** Opening Records supplied block **

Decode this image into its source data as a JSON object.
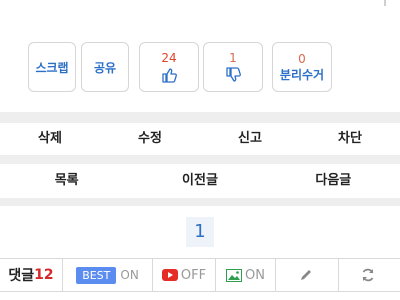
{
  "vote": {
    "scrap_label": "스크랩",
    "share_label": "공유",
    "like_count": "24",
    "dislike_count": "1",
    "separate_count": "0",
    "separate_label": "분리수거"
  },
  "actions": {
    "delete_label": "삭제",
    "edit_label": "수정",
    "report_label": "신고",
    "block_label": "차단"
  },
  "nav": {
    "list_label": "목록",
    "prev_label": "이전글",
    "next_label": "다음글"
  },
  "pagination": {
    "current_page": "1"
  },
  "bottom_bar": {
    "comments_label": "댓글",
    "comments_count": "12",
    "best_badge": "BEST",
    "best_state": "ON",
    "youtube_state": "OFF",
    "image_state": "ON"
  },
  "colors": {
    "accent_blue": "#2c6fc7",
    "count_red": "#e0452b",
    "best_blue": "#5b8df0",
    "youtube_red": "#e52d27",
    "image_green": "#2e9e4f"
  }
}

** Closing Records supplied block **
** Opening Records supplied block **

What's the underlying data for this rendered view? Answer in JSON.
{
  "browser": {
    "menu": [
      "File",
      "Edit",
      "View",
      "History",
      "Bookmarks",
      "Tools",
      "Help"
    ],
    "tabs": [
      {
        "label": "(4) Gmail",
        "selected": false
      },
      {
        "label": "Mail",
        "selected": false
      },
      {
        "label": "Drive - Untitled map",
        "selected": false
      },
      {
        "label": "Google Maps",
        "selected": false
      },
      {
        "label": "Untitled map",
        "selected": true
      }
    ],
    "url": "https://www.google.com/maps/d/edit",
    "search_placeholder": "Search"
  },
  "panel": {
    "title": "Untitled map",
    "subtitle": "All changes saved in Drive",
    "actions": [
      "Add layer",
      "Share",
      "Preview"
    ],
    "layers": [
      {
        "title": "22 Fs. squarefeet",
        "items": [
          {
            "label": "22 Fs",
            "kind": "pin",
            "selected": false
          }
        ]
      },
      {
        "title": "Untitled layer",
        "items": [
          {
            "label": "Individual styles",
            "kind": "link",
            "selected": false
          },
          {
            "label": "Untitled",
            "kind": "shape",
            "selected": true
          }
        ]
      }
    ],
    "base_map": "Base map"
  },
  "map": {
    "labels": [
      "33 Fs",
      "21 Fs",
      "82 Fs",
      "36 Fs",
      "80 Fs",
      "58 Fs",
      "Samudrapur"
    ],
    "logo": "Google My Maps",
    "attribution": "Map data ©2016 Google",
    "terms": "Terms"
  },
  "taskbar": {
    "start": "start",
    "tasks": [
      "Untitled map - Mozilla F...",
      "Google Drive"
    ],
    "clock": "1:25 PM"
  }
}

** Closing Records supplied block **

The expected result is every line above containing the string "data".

Decode this image into its source data as a JSON object.
What's the underlying data for this rendered view? Answer in JSON.
    "attribution": "Map data ©2016 Google",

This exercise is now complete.